Businesses hate to lose customers, there’s no question of that. We hate to lose customers, there’s also no question of that. When a client tells us that they will be closing their account with us for one reason or another — it happens! — we’ll ask if there is anything we can do to keep their business. More often than not we’ll learn (often to our surprise) that the client is actually closing shop, and they’re not moving to another hosting provider — which is a bit of a relief (to us) in that we know they’re not leaving because of something we did, or something we didn’t do.
Sometimes, of course, the client is actually moving to a new hosting provider. As we’ve stated before, we do say that we’re sorry to see them go — and we mean it — and we ask if there’s anything we can do to keep their business, but if they’re committed then we back off. Importantly, we also don’t do anything to impede their progress into the sunset. In our opinion, that would be unprofessional, and we’d then deserve to lose that business. And given the number of clients that end up returning to us months or a year or two later, we’d be idiots to burn that bridge.
So it was interesting to learn today that Network Solutions (owned by Web.com) has apparently (at some point) implemented a three day waiting period if you ask for the “auth code” for a domain registered through them. (The authorisation code is required to effect a domain transfer from one registrar to another.) Now, it is our assertion that every domain name owner should ask for and make a note of the auth code for their domain as soon as it’s registered, and should also change it (if permitted by the registry) after a registrar transfer. (There is a long history of domain owners being caught flat-footed in times of crisis without this information.) But most of our incoming clients have not done that, and so now this client is being held hostage by Network Solutions for three days, waiting for the information — information they already own — that they need to effect the transfer they want to make. Network Solutions give the following reason, after a couple of screens of FUD-generating warnings of imminent Armageddon that are clearly designed to scare the domain owner into not obtaining the information to which they are entitled:

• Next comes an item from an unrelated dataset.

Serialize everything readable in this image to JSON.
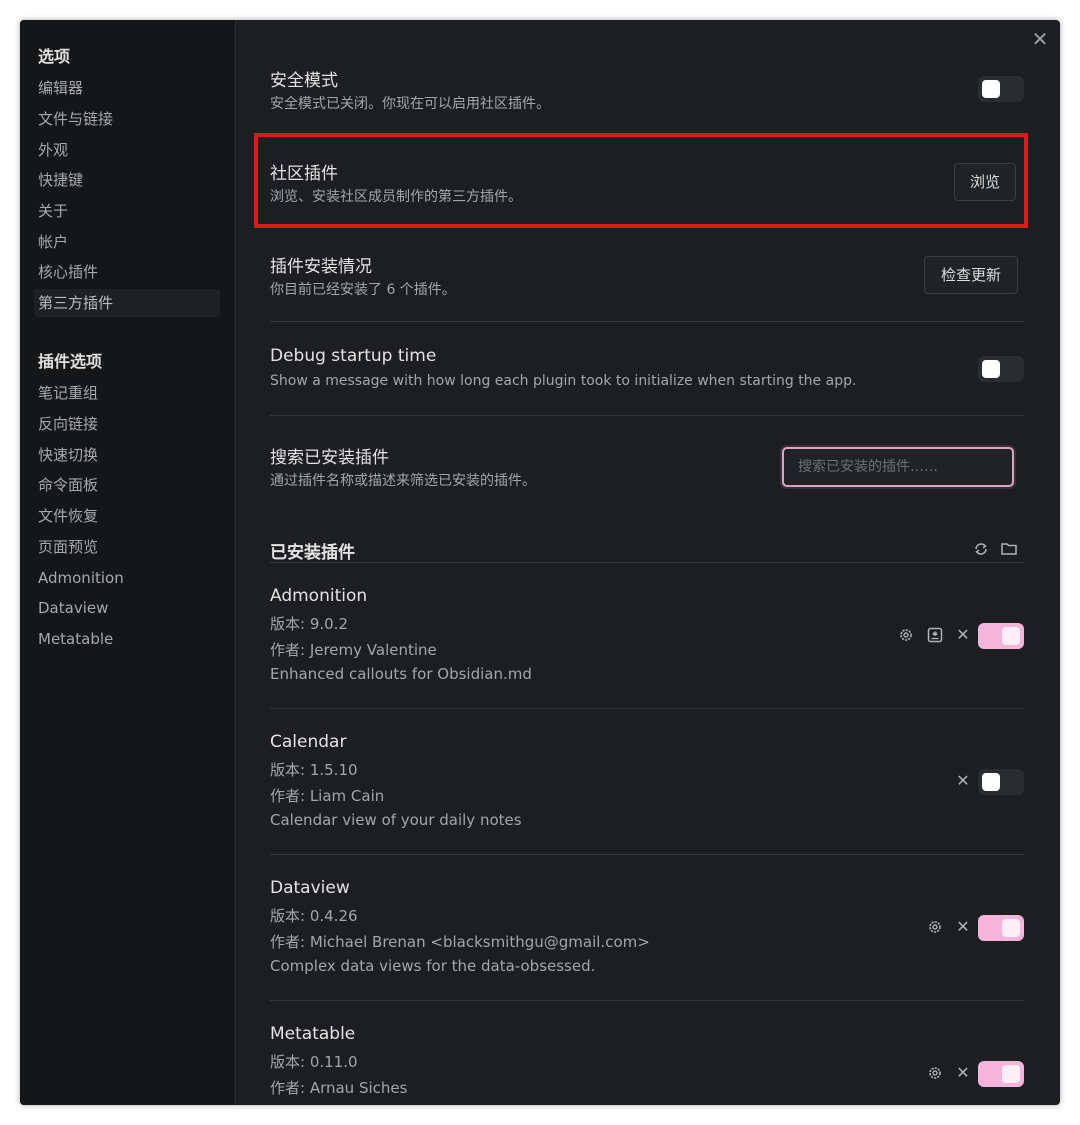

Your request for an Auth Code has been received and your information will be validated to ensure the security of your account. If your request is approved, you will receive your Auth Code by email in 3 days.
To cancel this request, please call one of our Customer Service Representatives at 1-800-779-4903.

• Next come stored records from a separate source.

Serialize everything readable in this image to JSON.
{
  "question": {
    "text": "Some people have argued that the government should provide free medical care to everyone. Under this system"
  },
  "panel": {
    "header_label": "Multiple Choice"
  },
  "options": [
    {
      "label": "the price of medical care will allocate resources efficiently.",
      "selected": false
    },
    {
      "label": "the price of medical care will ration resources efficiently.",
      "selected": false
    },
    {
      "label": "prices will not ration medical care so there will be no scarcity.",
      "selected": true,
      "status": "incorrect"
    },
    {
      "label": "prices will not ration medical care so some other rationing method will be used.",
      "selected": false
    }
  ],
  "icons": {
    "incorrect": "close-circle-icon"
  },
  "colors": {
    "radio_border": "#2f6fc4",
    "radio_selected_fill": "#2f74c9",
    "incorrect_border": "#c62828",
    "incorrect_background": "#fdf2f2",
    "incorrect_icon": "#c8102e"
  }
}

Now, it’s all well and good that Network Solutions claims (or hides behind) the excuse of “[ensuring] the security of your account” (which is not surprising, considering they were responsible for one of the biggest screw ups in domain history when they allowed the fraudulent registrant transfer of a domain registered with them back when they held the monopoly on gTLD registrations), but this is clearly a delaying tactic to give the customer time to lose the will to transfer because now it’s just too much of a problem, too much effort, too complicated, too time-consuming … or whatever negative feeling develops in the mind of the domain owner as he or she spends three days mulling over (and perhaps having nightmares about) the things they read in the two screens of dire warnings before finally screwing up the courage to click the “yes, I really do want my auth code” button.
Shame on you, Network Solutions, for impeding the progress of this customer who has decided — as they’re free to do — to move their business to a competitor. But this is not surprising of a company that has a longer list of “controversies” listed in their Wikipedia article than most companies, along with those of their former parent company Verisign. They both also appear prominently in the “Domain name scams” article, as well as here on our own blog.